TRY IT
Restate all data exactly. No images.

*** Opening PROVIDED MATERIAL ***

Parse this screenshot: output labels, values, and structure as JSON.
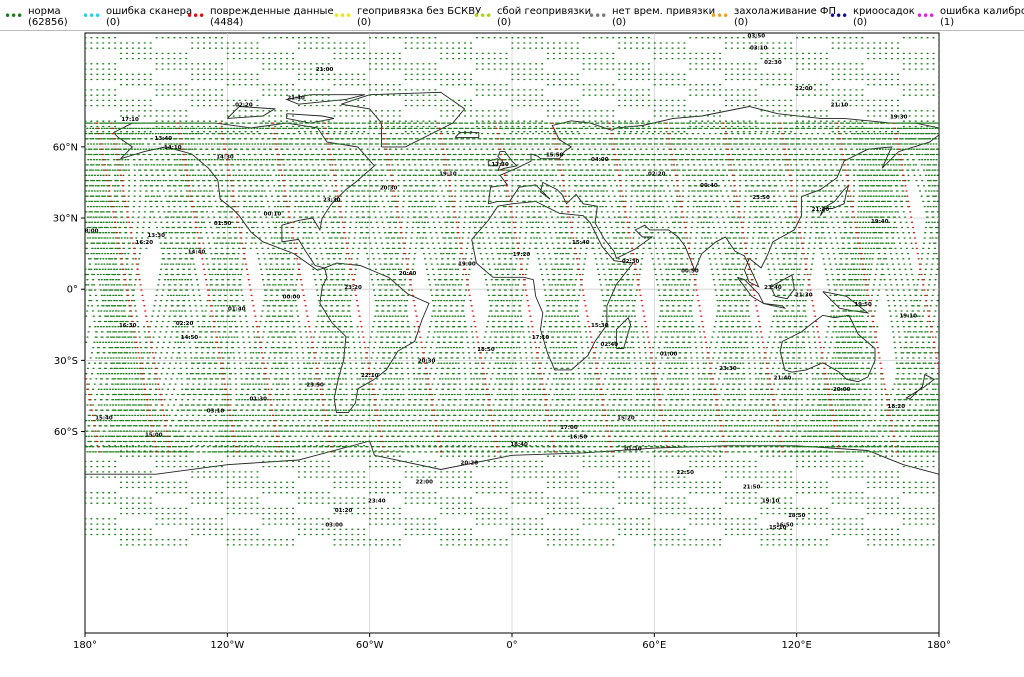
{
  "legend": {
    "items": [
      {
        "label": "норма",
        "count": "(62856)",
        "color": "#1a7f1a"
      },
      {
        "label": "ошибка сканера",
        "count": "(0)",
        "color": "#22d3e6"
      },
      {
        "label": "поврежденные данные",
        "count": "(4484)",
        "color": "#e01010"
      },
      {
        "label": "геопривязка без БСКВУ",
        "count": "(0)",
        "color": "#e8e81a"
      },
      {
        "label": "сбой геопривязки",
        "count": "(0)",
        "color": "#a6d61a"
      },
      {
        "label": "нет врем. привязки",
        "count": "(0)",
        "color": "#7a7a7a"
      },
      {
        "label": "захолаживание ФП",
        "count": "(0)",
        "color": "#f0a020"
      },
      {
        "label": "криоосадок",
        "count": "(0)",
        "color": "#101090"
      },
      {
        "label": "ошибка калибровки",
        "count": "(1)",
        "color": "#e020e0"
      }
    ]
  },
  "axes": {
    "lon_ticks": [
      "180°",
      "120°W",
      "60°W",
      "0°",
      "60°E",
      "120°E",
      "180°"
    ],
    "lat_ticks": [
      "60°N",
      "30°N",
      "0°",
      "30°S",
      "60°S"
    ]
  },
  "swaths": [
    {
      "time": "18:00",
      "lon": -178,
      "lat": 24
    },
    {
      "time": "17:10",
      "lon": -161,
      "lat": 71
    },
    {
      "time": "16:20",
      "lon": -155,
      "lat": 19
    },
    {
      "time": "16:30",
      "lon": -162,
      "lat": -16
    },
    {
      "time": "15:40",
      "lon": -172,
      "lat": -55
    },
    {
      "time": "15:00",
      "lon": -151,
      "lat": -62
    },
    {
      "time": "14:50",
      "lon": -136,
      "lat": -21
    },
    {
      "time": "14:40",
      "lon": -133,
      "lat": 15
    },
    {
      "time": "14:30",
      "lon": -121,
      "lat": 55
    },
    {
      "time": "14:10",
      "lon": -143,
      "lat": 59
    },
    {
      "time": "13:40",
      "lon": -147,
      "lat": 63
    },
    {
      "time": "13:30",
      "lon": -150,
      "lat": 22
    },
    {
      "time": "02:20",
      "lon": -138,
      "lat": -15
    },
    {
      "time": "01:50",
      "lon": -122,
      "lat": 27
    },
    {
      "time": "01:40",
      "lon": -116,
      "lat": -9
    },
    {
      "time": "01:30",
      "lon": -107,
      "lat": -47
    },
    {
      "time": "03:10",
      "lon": -125,
      "lat": -52
    },
    {
      "time": "02:20",
      "lon": -113,
      "lat": 77
    },
    {
      "time": "00:10",
      "lon": -101,
      "lat": 31
    },
    {
      "time": "00:00",
      "lon": -93,
      "lat": -4
    },
    {
      "time": "23:50",
      "lon": -83,
      "lat": -41
    },
    {
      "time": "23:30",
      "lon": -76,
      "lat": 37
    },
    {
      "time": "23:20",
      "lon": -67,
      "lat": 0
    },
    {
      "time": "22:10",
      "lon": -60,
      "lat": -37
    },
    {
      "time": "21:40",
      "lon": -91,
      "lat": 80
    },
    {
      "time": "21:00",
      "lon": -79,
      "lat": 92
    },
    {
      "time": "20:30",
      "lon": -52,
      "lat": 42
    },
    {
      "time": "20:40",
      "lon": -44,
      "lat": 6
    },
    {
      "time": "20:30",
      "lon": -36,
      "lat": -31
    },
    {
      "time": "20:20",
      "lon": -18,
      "lat": -74
    },
    {
      "time": "19:10",
      "lon": -27,
      "lat": 48
    },
    {
      "time": "19:00",
      "lon": -19,
      "lat": 10
    },
    {
      "time": "18:50",
      "lon": -11,
      "lat": -26
    },
    {
      "time": "18:40",
      "lon": 3,
      "lat": -66
    },
    {
      "time": "17:30",
      "lon": -5,
      "lat": 52
    },
    {
      "time": "17:20",
      "lon": 4,
      "lat": 14
    },
    {
      "time": "17:10",
      "lon": 12,
      "lat": -21
    },
    {
      "time": "17:00",
      "lon": 24,
      "lat": -59
    },
    {
      "time": "16:50",
      "lon": 28,
      "lat": -63
    },
    {
      "time": "15:50",
      "lon": 18,
      "lat": 56
    },
    {
      "time": "15:40",
      "lon": 29,
      "lat": 19
    },
    {
      "time": "15:30",
      "lon": 37,
      "lat": -16
    },
    {
      "time": "15:20",
      "lon": 48,
      "lat": -55
    },
    {
      "time": "02:40",
      "lon": 41,
      "lat": -24
    },
    {
      "time": "04:00",
      "lon": 37,
      "lat": 54
    },
    {
      "time": "02:20",
      "lon": 61,
      "lat": 48
    },
    {
      "time": "02:30",
      "lon": 50,
      "lat": 11
    },
    {
      "time": "01:10",
      "lon": 51,
      "lat": -68
    },
    {
      "time": "01:00",
      "lon": 66,
      "lat": -28
    },
    {
      "time": "00:50",
      "lon": 75,
      "lat": 7
    },
    {
      "time": "00:40",
      "lon": 83,
      "lat": 43
    },
    {
      "time": "03:50",
      "lon": 103,
      "lat": 106
    },
    {
      "time": "03:10",
      "lon": 104,
      "lat": 101
    },
    {
      "time": "02:30",
      "lon": 110,
      "lat": 95
    },
    {
      "time": "23:50",
      "lon": 105,
      "lat": 38
    },
    {
      "time": "23:40",
      "lon": 110,
      "lat": 0
    },
    {
      "time": "23:30",
      "lon": 91,
      "lat": -34
    },
    {
      "time": "22:50",
      "lon": 73,
      "lat": -78
    },
    {
      "time": "21:50",
      "lon": 101,
      "lat": -84
    },
    {
      "time": "21:40",
      "lon": 114,
      "lat": -38
    },
    {
      "time": "21:30",
      "lon": 123,
      "lat": -3
    },
    {
      "time": "21:20",
      "lon": 130,
      "lat": 33
    },
    {
      "time": "21:10",
      "lon": 138,
      "lat": 77
    },
    {
      "time": "22:00",
      "lon": 123,
      "lat": 84
    },
    {
      "time": "20:00",
      "lon": 139,
      "lat": -43
    },
    {
      "time": "19:50",
      "lon": 148,
      "lat": -7
    },
    {
      "time": "19:40",
      "lon": 155,
      "lat": 28
    },
    {
      "time": "19:30",
      "lon": 163,
      "lat": 72
    },
    {
      "time": "19:10",
      "lon": 167,
      "lat": -12
    },
    {
      "time": "18:20",
      "lon": 162,
      "lat": -50
    },
    {
      "time": "19:10",
      "lon": 109,
      "lat": -90
    },
    {
      "time": "18:50",
      "lon": 120,
      "lat": -96
    },
    {
      "time": "16:50",
      "lon": 115,
      "lat": -100
    },
    {
      "time": "15:10",
      "lon": 112,
      "lat": -101
    },
    {
      "time": "01:20",
      "lon": -71,
      "lat": -94
    },
    {
      "time": "03:00",
      "lon": -75,
      "lat": -100
    },
    {
      "time": "23:40",
      "lon": -57,
      "lat": -90
    },
    {
      "time": "22:00",
      "lon": -37,
      "lat": -82
    }
  ]
}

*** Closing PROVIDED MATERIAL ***

ANSWER SPACE
Parse this screenshot: output labels, values, and structure as JSON.
{
  "legend": {
    "items": [
      {
        "label": "норма",
        "count": "(62856)",
        "color": "#1a7f1a"
      },
      {
        "label": "ошибка сканера",
        "count": "(0)",
        "color": "#22d3e6"
      },
      {
        "label": "поврежденные данные",
        "count": "(4484)",
        "color": "#e01010"
      },
      {
        "label": "геопривязка без БСКВУ",
        "count": "(0)",
        "color": "#e8e81a"
      },
      {
        "label": "сбой геопривязки",
        "count": "(0)",
        "color": "#a6d61a"
      },
      {
        "label": "нет врем. привязки",
        "count": "(0)",
        "color": "#7a7a7a"
      },
      {
        "label": "захолаживание ФП",
        "count": "(0)",
        "color": "#f0a020"
      },
      {
        "label": "криоосадок",
        "count": "(0)",
        "color": "#101090"
      },
      {
        "label": "ошибка калибровки",
        "count": "(1)",
        "color": "#e020e0"
      }
    ]
  },
  "axes": {
    "lon_ticks": [
      "180°",
      "120°W",
      "60°W",
      "0°",
      "60°E",
      "120°E",
      "180°"
    ],
    "lat_ticks": [
      "60°N",
      "30°N",
      "0°",
      "30°S",
      "60°S"
    ]
  },
  "swaths": [
    {
      "time": "18:00",
      "lon": -178,
      "lat": 24
    },
    {
      "time": "17:10",
      "lon": -161,
      "lat": 71
    },
    {
      "time": "16:20",
      "lon": -155,
      "lat": 19
    },
    {
      "time": "16:30",
      "lon": -162,
      "lat": -16
    },
    {
      "time": "15:40",
      "lon": -172,
      "lat": -55
    },
    {
      "time": "15:00",
      "lon": -151,
      "lat": -62
    },
    {
      "time": "14:50",
      "lon": -136,
      "lat": -21
    },
    {
      "time": "14:40",
      "lon": -133,
      "lat": 15
    },
    {
      "time": "14:30",
      "lon": -121,
      "lat": 55
    },
    {
      "time": "14:10",
      "lon": -143,
      "lat": 59
    },
    {
      "time": "13:40",
      "lon": -147,
      "lat": 63
    },
    {
      "time": "13:30",
      "lon": -150,
      "lat": 22
    },
    {
      "time": "02:20",
      "lon": -138,
      "lat": -15
    },
    {
      "time": "01:50",
      "lon": -122,
      "lat": 27
    },
    {
      "time": "01:40",
      "lon": -116,
      "lat": -9
    },
    {
      "time": "01:30",
      "lon": -107,
      "lat": -47
    },
    {
      "time": "03:10",
      "lon": -125,
      "lat": -52
    },
    {
      "time": "02:20",
      "lon": -113,
      "lat": 77
    },
    {
      "time": "00:10",
      "lon": -101,
      "lat": 31
    },
    {
      "time": "00:00",
      "lon": -93,
      "lat": -4
    },
    {
      "time": "23:50",
      "lon": -83,
      "lat": -41
    },
    {
      "time": "23:30",
      "lon": -76,
      "lat": 37
    },
    {
      "time": "23:20",
      "lon": -67,
      "lat": 0
    },
    {
      "time": "22:10",
      "lon": -60,
      "lat": -37
    },
    {
      "time": "21:40",
      "lon": -91,
      "lat": 80
    },
    {
      "time": "21:00",
      "lon": -79,
      "lat": 92
    },
    {
      "time": "20:30",
      "lon": -52,
      "lat": 42
    },
    {
      "time": "20:40",
      "lon": -44,
      "lat": 6
    },
    {
      "time": "20:30",
      "lon": -36,
      "lat": -31
    },
    {
      "time": "20:20",
      "lon": -18,
      "lat": -74
    },
    {
      "time": "19:10",
      "lon": -27,
      "lat": 48
    },
    {
      "time": "19:00",
      "lon": -19,
      "lat": 10
    },
    {
      "time": "18:50",
      "lon": -11,
      "lat": -26
    },
    {
      "time": "18:40",
      "lon": 3,
      "lat": -66
    },
    {
      "time": "17:30",
      "lon": -5,
      "lat": 52
    },
    {
      "time": "17:20",
      "lon": 4,
      "lat": 14
    },
    {
      "time": "17:10",
      "lon": 12,
      "lat": -21
    },
    {
      "time": "17:00",
      "lon": 24,
      "lat": -59
    },
    {
      "time": "16:50",
      "lon": 28,
      "lat": -63
    },
    {
      "time": "15:50",
      "lon": 18,
      "lat": 56
    },
    {
      "time": "15:40",
      "lon": 29,
      "lat": 19
    },
    {
      "time": "15:30",
      "lon": 37,
      "lat": -16
    },
    {
      "time": "15:20",
      "lon": 48,
      "lat": -55
    },
    {
      "time": "02:40",
      "lon": 41,
      "lat": -24
    },
    {
      "time": "04:00",
      "lon": 37,
      "lat": 54
    },
    {
      "time": "02:20",
      "lon": 61,
      "lat": 48
    },
    {
      "time": "02:30",
      "lon": 50,
      "lat": 11
    },
    {
      "time": "01:10",
      "lon": 51,
      "lat": -68
    },
    {
      "time": "01:00",
      "lon": 66,
      "lat": -28
    },
    {
      "time": "00:50",
      "lon": 75,
      "lat": 7
    },
    {
      "time": "00:40",
      "lon": 83,
      "lat": 43
    },
    {
      "time": "03:50",
      "lon": 103,
      "lat": 106
    },
    {
      "time": "03:10",
      "lon": 104,
      "lat": 101
    },
    {
      "time": "02:30",
      "lon": 110,
      "lat": 95
    },
    {
      "time": "23:50",
      "lon": 105,
      "lat": 38
    },
    {
      "time": "23:40",
      "lon": 110,
      "lat": 0
    },
    {
      "time": "23:30",
      "lon": 91,
      "lat": -34
    },
    {
      "time": "22:50",
      "lon": 73,
      "lat": -78
    },
    {
      "time": "21:50",
      "lon": 101,
      "lat": -84
    },
    {
      "time": "21:40",
      "lon": 114,
      "lat": -38
    },
    {
      "time": "21:30",
      "lon": 123,
      "lat": -3
    },
    {
      "time": "21:20",
      "lon": 130,
      "lat": 33
    },
    {
      "time": "21:10",
      "lon": 138,
      "lat": 77
    },
    {
      "time": "22:00",
      "lon": 123,
      "lat": 84
    },
    {
      "time": "20:00",
      "lon": 139,
      "lat": -43
    },
    {
      "time": "19:50",
      "lon": 148,
      "lat": -7
    },
    {
      "time": "19:40",
      "lon": 155,
      "lat": 28
    },
    {
      "time": "19:30",
      "lon": 163,
      "lat": 72
    },
    {
      "time": "19:10",
      "lon": 167,
      "lat": -12
    },
    {
      "time": "18:20",
      "lon": 162,
      "lat": -50
    },
    {
      "time": "19:10",
      "lon": 109,
      "lat": -90
    },
    {
      "time": "18:50",
      "lon": 120,
      "lat": -96
    },
    {
      "time": "16:50",
      "lon": 115,
      "lat": -100
    },
    {
      "time": "15:10",
      "lon": 112,
      "lat": -101
    },
    {
      "time": "01:20",
      "lon": -71,
      "lat": -94
    },
    {
      "time": "03:00",
      "lon": -75,
      "lat": -100
    },
    {
      "time": "23:40",
      "lon": -57,
      "lat": -90
    },
    {
      "time": "22:00",
      "lon": -37,
      "lat": -82
    }
  ]
}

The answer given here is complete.